Source material ::
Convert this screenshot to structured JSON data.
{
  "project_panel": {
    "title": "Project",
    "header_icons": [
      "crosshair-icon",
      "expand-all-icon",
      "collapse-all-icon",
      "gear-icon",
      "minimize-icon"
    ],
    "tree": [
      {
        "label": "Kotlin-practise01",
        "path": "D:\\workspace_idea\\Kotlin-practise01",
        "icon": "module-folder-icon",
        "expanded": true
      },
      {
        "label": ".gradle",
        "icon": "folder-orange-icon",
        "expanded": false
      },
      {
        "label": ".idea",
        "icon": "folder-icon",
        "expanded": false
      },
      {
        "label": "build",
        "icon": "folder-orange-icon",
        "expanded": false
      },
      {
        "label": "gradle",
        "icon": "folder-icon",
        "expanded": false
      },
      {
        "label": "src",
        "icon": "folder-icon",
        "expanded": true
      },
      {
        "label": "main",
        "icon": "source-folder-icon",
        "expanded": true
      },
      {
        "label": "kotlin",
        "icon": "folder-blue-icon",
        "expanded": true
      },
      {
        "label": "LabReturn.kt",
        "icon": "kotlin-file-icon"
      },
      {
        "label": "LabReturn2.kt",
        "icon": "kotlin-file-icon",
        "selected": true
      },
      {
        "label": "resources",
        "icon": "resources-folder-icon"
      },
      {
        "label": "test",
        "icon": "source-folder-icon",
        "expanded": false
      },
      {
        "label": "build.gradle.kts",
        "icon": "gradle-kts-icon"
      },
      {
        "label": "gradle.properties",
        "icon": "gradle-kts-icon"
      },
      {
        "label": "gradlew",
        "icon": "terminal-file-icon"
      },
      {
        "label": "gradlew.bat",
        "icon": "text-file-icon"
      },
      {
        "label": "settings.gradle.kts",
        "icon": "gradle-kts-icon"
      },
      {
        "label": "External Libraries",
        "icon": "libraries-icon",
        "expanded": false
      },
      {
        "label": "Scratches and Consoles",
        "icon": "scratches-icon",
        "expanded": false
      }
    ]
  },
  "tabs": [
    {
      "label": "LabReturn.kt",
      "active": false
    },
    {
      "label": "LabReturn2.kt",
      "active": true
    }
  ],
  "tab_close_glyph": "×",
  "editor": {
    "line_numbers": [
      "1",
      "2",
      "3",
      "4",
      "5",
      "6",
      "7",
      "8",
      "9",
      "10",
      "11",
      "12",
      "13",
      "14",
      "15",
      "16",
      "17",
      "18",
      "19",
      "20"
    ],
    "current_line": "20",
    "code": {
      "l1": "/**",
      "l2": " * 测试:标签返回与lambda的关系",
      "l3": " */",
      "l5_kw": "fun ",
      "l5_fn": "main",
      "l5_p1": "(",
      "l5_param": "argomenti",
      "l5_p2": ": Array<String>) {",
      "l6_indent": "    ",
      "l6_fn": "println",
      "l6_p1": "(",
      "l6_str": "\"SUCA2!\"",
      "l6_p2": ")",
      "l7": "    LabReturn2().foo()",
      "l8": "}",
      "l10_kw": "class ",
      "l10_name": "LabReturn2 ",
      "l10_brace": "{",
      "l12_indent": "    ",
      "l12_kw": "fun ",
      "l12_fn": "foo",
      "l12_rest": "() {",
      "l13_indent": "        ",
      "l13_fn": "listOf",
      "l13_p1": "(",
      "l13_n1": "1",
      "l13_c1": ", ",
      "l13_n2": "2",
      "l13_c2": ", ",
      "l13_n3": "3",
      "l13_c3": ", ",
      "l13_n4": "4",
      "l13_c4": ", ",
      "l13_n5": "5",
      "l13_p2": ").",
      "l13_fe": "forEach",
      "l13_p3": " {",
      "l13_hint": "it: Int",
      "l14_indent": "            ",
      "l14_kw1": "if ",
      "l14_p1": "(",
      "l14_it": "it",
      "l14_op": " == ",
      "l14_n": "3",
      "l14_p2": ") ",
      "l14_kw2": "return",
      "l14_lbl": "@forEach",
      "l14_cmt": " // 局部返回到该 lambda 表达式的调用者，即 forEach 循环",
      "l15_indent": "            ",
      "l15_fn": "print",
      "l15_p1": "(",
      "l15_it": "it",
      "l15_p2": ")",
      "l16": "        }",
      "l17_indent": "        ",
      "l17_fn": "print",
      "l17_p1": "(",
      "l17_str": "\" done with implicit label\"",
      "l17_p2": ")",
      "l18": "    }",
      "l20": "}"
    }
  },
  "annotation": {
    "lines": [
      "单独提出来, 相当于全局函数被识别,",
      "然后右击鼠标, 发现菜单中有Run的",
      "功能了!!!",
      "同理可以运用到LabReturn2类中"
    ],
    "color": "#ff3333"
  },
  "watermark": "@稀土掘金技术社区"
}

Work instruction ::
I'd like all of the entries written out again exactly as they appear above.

Answer space ::
Convert this screenshot to structured JSON data.
{
  "project_panel": {
    "title": "Project",
    "header_icons": [
      "crosshair-icon",
      "expand-all-icon",
      "collapse-all-icon",
      "gear-icon",
      "minimize-icon"
    ],
    "tree": [
      {
        "label": "Kotlin-practise01",
        "path": "D:\\workspace_idea\\Kotlin-practise01",
        "icon": "module-folder-icon",
        "expanded": true
      },
      {
        "label": ".gradle",
        "icon": "folder-orange-icon",
        "expanded": false
      },
      {
        "label": ".idea",
        "icon": "folder-icon",
        "expanded": false
      },
      {
        "label": "build",
        "icon": "folder-orange-icon",
        "expanded": false
      },
      {
        "label": "gradle",
        "icon": "folder-icon",
        "expanded": false
      },
      {
        "label": "src",
        "icon": "folder-icon",
        "expanded": true
      },
      {
        "label": "main",
        "icon": "source-folder-icon",
        "expanded": true
      },
      {
        "label": "kotlin",
        "icon": "folder-blue-icon",
        "expanded": true
      },
      {
        "label": "LabReturn.kt",
        "icon": "kotlin-file-icon"
      },
      {
        "label": "LabReturn2.kt",
        "icon": "kotlin-file-icon",
        "selected": true
      },
      {
        "label": "resources",
        "icon": "resources-folder-icon"
      },
      {
        "label": "test",
        "icon": "source-folder-icon",
        "expanded": false
      },
      {
        "label": "build.gradle.kts",
        "icon": "gradle-kts-icon"
      },
      {
        "label": "gradle.properties",
        "icon": "gradle-kts-icon"
      },
      {
        "label": "gradlew",
        "icon": "terminal-file-icon"
      },
      {
        "label": "gradlew.bat",
        "icon": "text-file-icon"
      },
      {
        "label": "settings.gradle.kts",
        "icon": "gradle-kts-icon"
      },
      {
        "label": "External Libraries",
        "icon": "libraries-icon",
        "expanded": false
      },
      {
        "label": "Scratches and Consoles",
        "icon": "scratches-icon",
        "expanded": false
      }
    ]
  },
  "tabs": [
    {
      "label": "LabReturn.kt",
      "active": false
    },
    {
      "label": "LabReturn2.kt",
      "active": true
    }
  ],
  "tab_close_glyph": "×",
  "editor": {
    "line_numbers": [
      "1",
      "2",
      "3",
      "4",
      "5",
      "6",
      "7",
      "8",
      "9",
      "10",
      "11",
      "12",
      "13",
      "14",
      "15",
      "16",
      "17",
      "18",
      "19",
      "20"
    ],
    "current_line": "20",
    "code": {
      "l1": "/**",
      "l2": " * 测试:标签返回与lambda的关系",
      "l3": " */",
      "l5_kw": "fun ",
      "l5_fn": "main",
      "l5_p1": "(",
      "l5_param": "argomenti",
      "l5_p2": ": Array<String>) {",
      "l6_indent": "    ",
      "l6_fn": "println",
      "l6_p1": "(",
      "l6_str": "\"SUCA2!\"",
      "l6_p2": ")",
      "l7": "    LabReturn2().foo()",
      "l8": "}",
      "l10_kw": "class ",
      "l10_name": "LabReturn2 ",
      "l10_brace": "{",
      "l12_indent": "    ",
      "l12_kw": "fun ",
      "l12_fn": "foo",
      "l12_rest": "() {",
      "l13_indent": "        ",
      "l13_fn": "listOf",
      "l13_p1": "(",
      "l13_n1": "1",
      "l13_c1": ", ",
      "l13_n2": "2",
      "l13_c2": ", ",
      "l13_n3": "3",
      "l13_c3": ", ",
      "l13_n4": "4",
      "l13_c4": ", ",
      "l13_n5": "5",
      "l13_p2": ").",
      "l13_fe": "forEach",
      "l13_p3": " {",
      "l13_hint": "it: Int",
      "l14_indent": "            ",
      "l14_kw1": "if ",
      "l14_p1": "(",
      "l14_it": "it",
      "l14_op": " == ",
      "l14_n": "3",
      "l14_p2": ") ",
      "l14_kw2": "return",
      "l14_lbl": "@forEach",
      "l14_cmt": " // 局部返回到该 lambda 表达式的调用者，即 forEach 循环",
      "l15_indent": "            ",
      "l15_fn": "print",
      "l15_p1": "(",
      "l15_it": "it",
      "l15_p2": ")",
      "l16": "        }",
      "l17_indent": "        ",
      "l17_fn": "print",
      "l17_p1": "(",
      "l17_str": "\" done with implicit label\"",
      "l17_p2": ")",
      "l18": "    }",
      "l20": "}"
    }
  },
  "annotation": {
    "lines": [
      "单独提出来, 相当于全局函数被识别,",
      "然后右击鼠标, 发现菜单中有Run的",
      "功能了!!!",
      "同理可以运用到LabReturn2类中"
    ],
    "color": "#ff3333"
  },
  "watermark": "@稀土掘金技术社区"
}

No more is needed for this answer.